Malia Mason: Yeah, so, my career in cybersecurity actually began in the military when I was in the Navy years ago. I served active duty for four years and worked to secure our nation’s secrets. When I got out of the military, that’s when I wanted to continue to help secure data and decided to get into the cybersecurity realm and I’ve worked as a consultant for a few years and actually, this year, just founded my own small cybersecurity consulting firm called Integrum. We’re working to help secure small businesses, especially in nonprofits.
Lily Li: Another thing that you’re very involved with is women in cybersecurity. So, tell us a little bit about what that organization does and what’s been happening lately in that space.
Malia Mason: Yes, so, Women in CyberSecurity is a national nonprofit that was founded in2012 and I am actually the co-founder and president of the Women in CyberSecurity SoCal chapter. We boast over a hundred members so far and we have a chapter as well in San Diego and our launch event actually brought over 50 attendees, both women and allies, and it was great to see the community come together and we’re hosting a big Cyber Career Day on October 19th; which should be really, really fun and try to help more people get into this industry, especially women.
Lily Li: In addition to Women in CyberSecurity, there are a lot of other groups that are promoting women in cybersecurity and in tech. Can you let us know about a few of the other resources in the area?

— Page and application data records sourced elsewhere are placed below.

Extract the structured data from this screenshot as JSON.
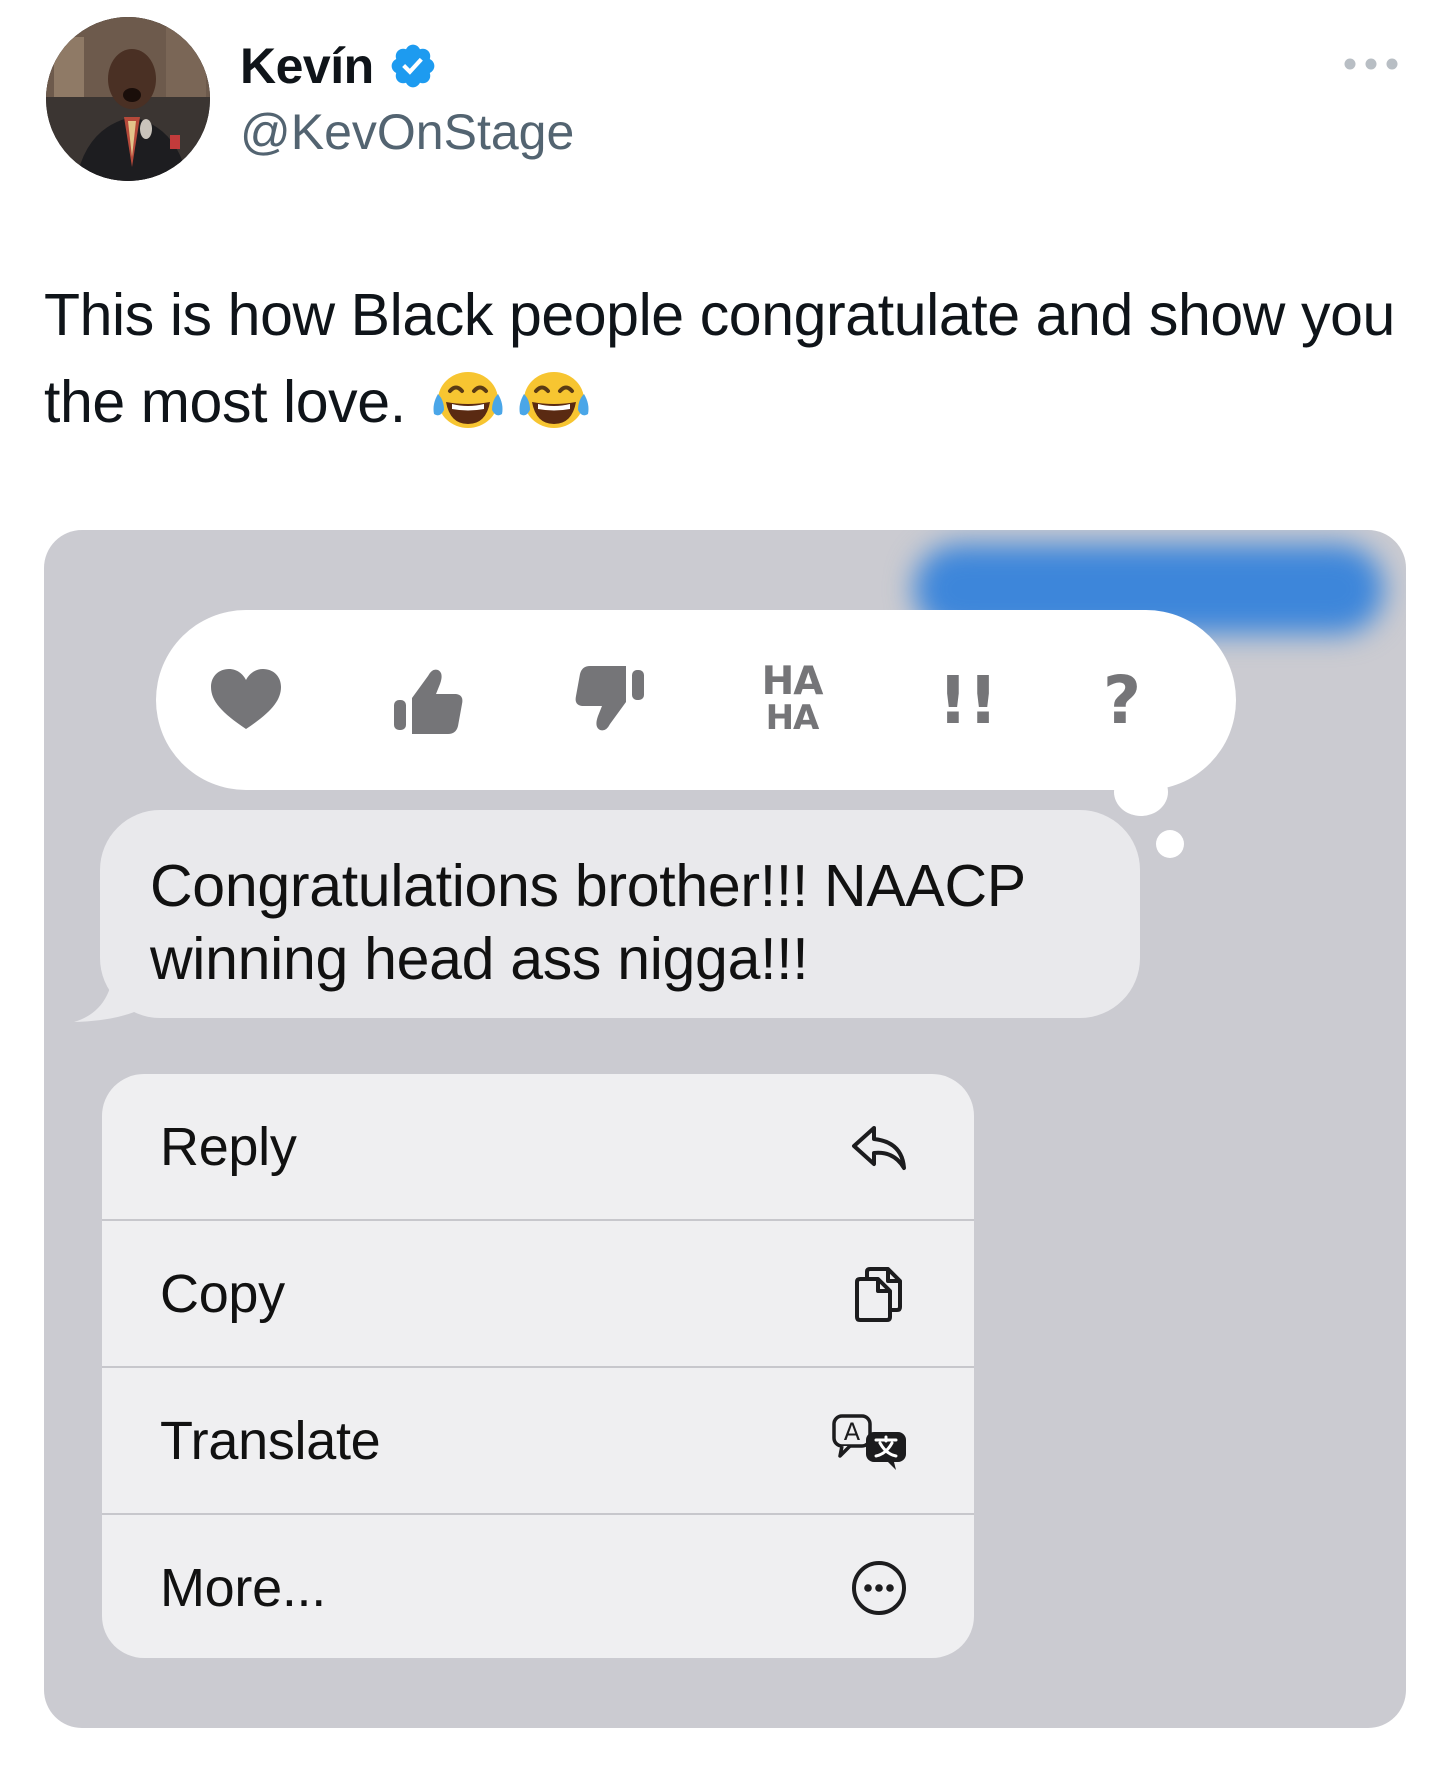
{
  "tweet": {
    "author_name": "Kevín",
    "handle": "@KevOnStage",
    "verified": true,
    "text": "This is how Black people congratulate and show you the most love.",
    "emojis": [
      "face-with-tears-of-joy",
      "face-with-tears-of-joy"
    ]
  },
  "imessage": {
    "tapbacks": [
      {
        "name": "heart"
      },
      {
        "name": "thumbs-up"
      },
      {
        "name": "thumbs-down"
      },
      {
        "name": "haha",
        "line1": "HA",
        "line2": "HA"
      },
      {
        "name": "emphasize",
        "label": "!!"
      },
      {
        "name": "question",
        "label": "?"
      }
    ],
    "message": {
      "line1": "Congratulations brother!!! NAACP",
      "line2": "winning head ass nigga!!!"
    },
    "menu": [
      {
        "label": "Reply",
        "icon": "reply-icon"
      },
      {
        "label": "Copy",
        "icon": "copy-icon"
      },
      {
        "label": "Translate",
        "icon": "translate-icon"
      },
      {
        "label": "More...",
        "icon": "more-circle-icon"
      }
    ]
  },
  "colors": {
    "verified_blue": "#1d9bf0",
    "imessage_blue": "#3d86da",
    "tapback_gray": "#757578",
    "media_background": "#cbcbd1",
    "secondary_text": "#536471"
  }
}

Malia Mason: Yeah, so, one of my favorite organizations, and that I’m a member of, in addition to WiCyS, is Women’s Society of Cyberjutsu. It was founded by my good friend Lisa Jiggetts and they work to provide a lot of technical training and a lot of technical resources and, again, try to get that number of women in cybersecurity to at least 50%. Another awesome national nonprofit is WITI Women in Technology International. They do a lot of good getting women in technology and, just recently, I was named the Chair of the Technology Committee for AnitaB.org. They are the national nonprofit that runs Grace Hopper; which is the largest gathering of Women in Technology in the world.
Lily Li: One of the things I know that you’re passionate about is cyber defense and there’s a great project that you’re working on right now. So, can you tell everyone a little bit more about that?
Malia Mason: Yeah, so, I was actually inspired by my friend who works in social work and she brought up that, you know, she’s also passionate about technology and a lot of her victims of domestic violence, it’s no longer good enough to secure them physically. We also need to be worried about are they being tracked on Facebook or Instagram or how are they being tracked, even through Google, and so I’ve created a cyber defense course that anyone can utilize and it’s accessible to anyone and just showing them how to protect themselves, how to protect their data, and just really simple tips and I’m working on getting it translated into Spanish, as well, and I want to present this course so that anyone can teach anyone else how to protect themselves, how to protect their families, and how to be a better owner of your own private data.
Lily Li: Well, it sounds like you have a lot of projects going on and there are a lot of great resources in this area. So, if anyone wants to reach out to you and learn about how they can get involved and how they can help you, how should they reach you?
Malia Mason: Yes, so, you can actually find us through, if you Google WiCyS SoCal, that’s WiCyS SoCal, we are building our website right now that’ll be WiCyS-SoCal.org. We also have a good LinkedIn page and a lot of good discussions on there and I always reach out. Anyone can reach out to me on LinkedIn. I mentor quite a few folks and I am just always impassioned about getting more people involved in cybersecurity, especially women and minorities.